I know that, he too was grinding it out and paying his rock’n’roll dues by playing sketchy gigs, working with less than ideal equipment and sweltering practice spaces. And putting in hard hours on his skateboard. He too had the opportunity to open up for SNFU while gigging in a teenage band. In his case it was at the Victoria Park community hall in Calgary.
And with SNFU’s elevated position in the Alberta scene, they loomed large in the aspirations of young Punks like John, and other kids all the way from Medicine Hat to Fort Whateverthefuck.
You see, that’s the thing about SNFU and that era of Hardcore Punk in Canada. They are inseparable subjects. Back in our pre-internet youth, SNFU by virtue of their clever musicality, high energy and live performance reputation, had managed to become an internationally known and perhaps even revered, Canadian punk rock force. All in the days of trading boot-leg demo cassettes and Xeroxed fanzines by terrestrial mail.
Musically (especially in Canada), SNFU sat amongst a nexus of important bands who were honing the leading edge of the movement in Hardcore music from the post-Sex Pistols fashion-punk and the brooding UK-82/Oi wave of bands, towards a more melodic, faster, lyrically clever and perhaps more athletic rock sound that was emerging on the west coast of the continent.
My view of it, was that as this new Punk inertia pulsed and skated forward into suburban basements in the mid-Eighties, it underwent a recombination with elements of early metal music and other aggressive and protest fuelled American sounds.
So, as old-time Metalheads like John and myself continue to gig and record underground music into our fifties, we can see the line tracing back to our roots in the punk scene and the role SNFU had in giving inspiration to the crossover of Metal, Skatepunk and independent Rock that led us to the genres of heavy music that we ourselves perform today. 20 years into a new century.

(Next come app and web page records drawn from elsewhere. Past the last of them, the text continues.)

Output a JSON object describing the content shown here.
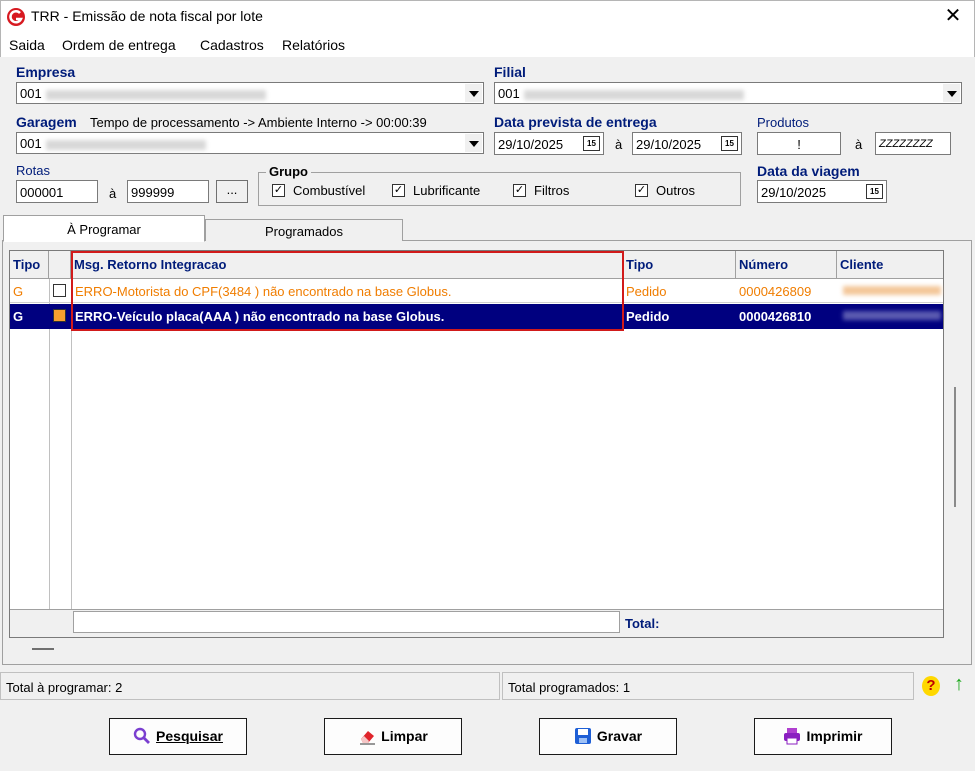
{
  "window": {
    "title": "TRR - Emissão de nota fiscal por lote",
    "close_glyph": "✕"
  },
  "menu": [
    "Saida",
    "Ordem de entrega",
    "Cadastros",
    "Relatórios"
  ],
  "form": {
    "empresa_label": "Empresa",
    "empresa_value": "001",
    "filial_label": "Filial",
    "filial_value": "001",
    "garagem_label": "Garagem",
    "garagem_value": "001",
    "tempo_text": "Tempo de processamento -> Ambiente Interno -> 00:00:39",
    "data_prevista_label": "Data prevista de entrega",
    "data_prevista_from": "29/10/2025",
    "data_prevista_sep": "à",
    "data_prevista_to": "29/10/2025",
    "produtos_label": "Produtos",
    "produtos_from": "!",
    "produtos_sep": "à",
    "produtos_to": "ZZZZZZZZ",
    "rotas_label": "Rotas",
    "rotas_from": "000001",
    "rotas_sep": "à",
    "rotas_to": "999999",
    "rotas_btn": "...",
    "grupo_label": "Grupo",
    "grupo_items": [
      {
        "label": "Combustível",
        "checked": true
      },
      {
        "label": "Lubrificante",
        "checked": true
      },
      {
        "label": "Filtros",
        "checked": true
      },
      {
        "label": "Outros",
        "checked": true
      }
    ],
    "check_glyph": "✓",
    "data_viagem_label": "Data da viagem",
    "data_viagem_value": "29/10/2025",
    "cal_glyph": "15"
  },
  "tabs": [
    {
      "label": "À Programar",
      "active": true
    },
    {
      "label": "Programados",
      "active": false
    }
  ],
  "grid": {
    "columns": [
      "Tipo",
      "Msg. Retorno Integracao",
      "Tipo",
      "Número",
      "Cliente"
    ],
    "rows": [
      {
        "tipo": "G",
        "msg": "ERRO-Motorista do CPF(3484        ) não encontrado na base Globus.",
        "tipo2": "Pedido",
        "numero": "0000426809",
        "selected": false
      },
      {
        "tipo": "G",
        "msg": "ERRO-Veículo placa(AAA      ) não encontrado na base Globus.",
        "tipo2": "Pedido",
        "numero": "0000426810",
        "selected": true
      }
    ],
    "total_label": "Total:"
  },
  "status": {
    "left": "Total à programar: 2",
    "right": "Total programados: 1",
    "help_glyph": "?",
    "up_glyph": "↑"
  },
  "buttons": {
    "pesquisar": "Pesquisar",
    "limpar": "Limpar",
    "gravar": "Gravar",
    "imprimir": "Imprimir"
  },
  "colors": {
    "label_blue": "#001c7a",
    "row_error": "#f07d00",
    "selection": "#00007f",
    "highlight_box": "#d11a1a"
  }
}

I also want to make note that our own (Häxor bassist) Liam Phillips is John’s son, and a fan of SNFU. It feels sort of time-warpy to me when I contemplate how we have a second generation of gigging musicians who were raised on this music. But here we are.
When John proposed doing a Häxor version of SNFU’s “The Gravedigger”, it seemed immediately like an appropriate choice of song. A song that embodied threads of all that heavy music DNA that had inspired and informed and kickstarted our own musical adventures.
That’s why we recorded and are now releasing this cover song. Not just to mark Mr. Chi-Pig leaving the stage, but to also to celebrate SNFU’s role in our youth, our underground music culture in Canada and our adopted home town of Edmonton.
Punk’s not dead.
Perhaps a little stiff jointed though.
Long live Rock & Roll, …you fuckers.
released August 16, 2020
John Phillips - Drums, Lead Vocal, Rhythm Guitar, Production
Sean Tracy - Lead Guitars, Backing Vocal
Liam Phillips - Bass
Häxor is a Stoner Metal trio based in the frigid wastes of Edmonton Alberta, Canada. They offer up a witches brew of Bluesy Doom, Old School Metal, and Thrashy Groove with an underlying Punk sensibility.